Return with a whole lotta hootin’ goodness!
Listen to new track ‘You Know I Know’
(feat. Sophie Burbery)
See Hopetoun Brown live with Finn Scholes
at WOMAD 2018!
Friday 20th October 2017 – In their brand new song ‘You Know I Know’, our favourite horn-tootin’ pair Hopetoun Brown ditch the stomp to share a drum-machine driven party saga about a weed-smokin’ womaniser.
In this speedy rap duet, the Hopetoun boys called up their neighbourhood synth scientist and MC, Sophie Burbery and Weird Together percussionist/bongo player Issac Chadderton. Alto sax player Callum Passells completes the lineup, playing a blistering solo in the first verse before a one-take improvised duel with Nick Atkinson’s tenor for the finale.
Curiously, Atkinson is also on lead-singer duties as Hopetoun Brown explore new sounds. Brass player and Hopetoun Brown’s usual singer Tim Stewart will be back on the mic soon enough, but for now, he’s overseeing production duties with the mercurial engineer Jol Mulholland, who recorded ‘You Know I Know’ at The Oven in Mt Eden.
Also just announced – Hopetoun Brown are excited to be on this year’s artist lineup for WOMAD NZ, held in Taranaki’s idyllic Brooklands Park. They will be joined on stage by trumpet wunderkind, Finn Scholes for Taranaki’s biggest knees-up this March 16-18th. Come and party with our favourite pair, and stay tuned for more upcoming show dates!
The new sound of the bass clarinet set Stewart and Atkinson off on a brief flurry of composition. At the time, Atkinson lived at 4 Hopetoun Street while Stewart resided in the heart of Ponsonby at 13 Brown Street. Hopetoun Brown was christened! At this stage, the duo simply performed instrumentals and it wasn’t long before Atkinson left Auckland again on another extended voyage, this time to the Antarctic Island of South Georgia. More than four years passed before Supergroove were reunited in October 2007, and Stewart and Atkinson began rehearsing and playing again. A horn section is like a band within a band. They often need their own rehearsals to get tight for the full band practices, but it can get a bit dull playing the horn lines for ‘Can’t Get Enough’ over and over, so our heavy honking pair began to work up a small repertoire of numbers to work on their intonation and tightness.
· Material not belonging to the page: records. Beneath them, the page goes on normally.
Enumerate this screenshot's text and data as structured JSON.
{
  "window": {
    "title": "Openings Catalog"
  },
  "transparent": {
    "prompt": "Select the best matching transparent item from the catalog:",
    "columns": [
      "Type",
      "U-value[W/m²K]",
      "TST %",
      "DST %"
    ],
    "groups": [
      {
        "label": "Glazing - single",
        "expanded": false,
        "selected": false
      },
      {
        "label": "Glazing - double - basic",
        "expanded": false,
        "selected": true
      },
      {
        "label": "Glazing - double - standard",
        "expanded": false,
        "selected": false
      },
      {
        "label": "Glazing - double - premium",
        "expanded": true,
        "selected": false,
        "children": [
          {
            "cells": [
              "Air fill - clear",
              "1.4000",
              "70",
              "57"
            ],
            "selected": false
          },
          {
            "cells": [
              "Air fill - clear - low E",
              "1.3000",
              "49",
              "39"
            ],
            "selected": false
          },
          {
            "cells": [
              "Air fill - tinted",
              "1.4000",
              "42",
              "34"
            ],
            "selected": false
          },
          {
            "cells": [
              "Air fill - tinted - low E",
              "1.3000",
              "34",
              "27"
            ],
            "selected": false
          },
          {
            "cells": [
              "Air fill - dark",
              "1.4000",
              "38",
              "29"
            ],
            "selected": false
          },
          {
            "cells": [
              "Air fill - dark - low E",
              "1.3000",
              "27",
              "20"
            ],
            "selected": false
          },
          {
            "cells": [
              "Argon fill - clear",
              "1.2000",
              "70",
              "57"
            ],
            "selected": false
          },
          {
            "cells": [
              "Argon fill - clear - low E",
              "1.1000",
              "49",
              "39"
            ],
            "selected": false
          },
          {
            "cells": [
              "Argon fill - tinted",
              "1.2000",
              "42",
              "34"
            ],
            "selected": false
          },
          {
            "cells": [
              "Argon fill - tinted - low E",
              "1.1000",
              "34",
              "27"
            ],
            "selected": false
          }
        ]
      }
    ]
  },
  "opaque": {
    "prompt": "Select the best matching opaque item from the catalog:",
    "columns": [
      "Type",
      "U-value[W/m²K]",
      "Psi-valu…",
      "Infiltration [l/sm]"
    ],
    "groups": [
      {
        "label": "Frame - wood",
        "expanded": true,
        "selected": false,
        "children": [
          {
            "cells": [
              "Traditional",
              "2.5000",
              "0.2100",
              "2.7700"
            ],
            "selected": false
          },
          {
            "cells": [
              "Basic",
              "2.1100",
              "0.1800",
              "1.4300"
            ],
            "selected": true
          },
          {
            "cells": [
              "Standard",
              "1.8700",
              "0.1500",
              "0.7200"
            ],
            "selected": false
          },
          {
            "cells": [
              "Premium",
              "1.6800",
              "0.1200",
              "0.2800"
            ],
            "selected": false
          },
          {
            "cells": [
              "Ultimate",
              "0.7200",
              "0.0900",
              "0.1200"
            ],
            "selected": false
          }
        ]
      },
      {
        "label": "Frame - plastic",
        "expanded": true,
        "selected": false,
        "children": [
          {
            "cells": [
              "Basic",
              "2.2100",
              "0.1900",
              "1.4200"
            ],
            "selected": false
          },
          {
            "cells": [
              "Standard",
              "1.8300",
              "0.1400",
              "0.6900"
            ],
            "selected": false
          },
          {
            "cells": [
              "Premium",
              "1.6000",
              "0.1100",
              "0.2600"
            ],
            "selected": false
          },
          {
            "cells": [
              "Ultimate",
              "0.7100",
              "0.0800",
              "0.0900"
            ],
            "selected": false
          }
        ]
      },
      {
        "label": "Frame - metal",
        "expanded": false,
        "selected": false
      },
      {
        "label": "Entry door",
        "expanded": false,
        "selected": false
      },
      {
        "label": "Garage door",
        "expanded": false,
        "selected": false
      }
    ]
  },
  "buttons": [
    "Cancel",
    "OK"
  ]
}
One day, Stewart suggested Atkinson should play the bass line for a New Orleans standard ‘St James Infirmary Blues’. It was as close to a scene from Nashville as the boys had ever experienced. Atkinson played the line on his lonely and woody sounding bass clarinet and Stewart sang the lyrics, quietly at first, before building to a thunderous stomping crescendo that tapered to a tender trumpet coda. They looked at each other once the song was finished… magic! They really had something new. The bass clarinet and Stewart’s voice were perfect together and it wasn’t long before Hopetoun Brown played their first show at the Kingsland Folk Club.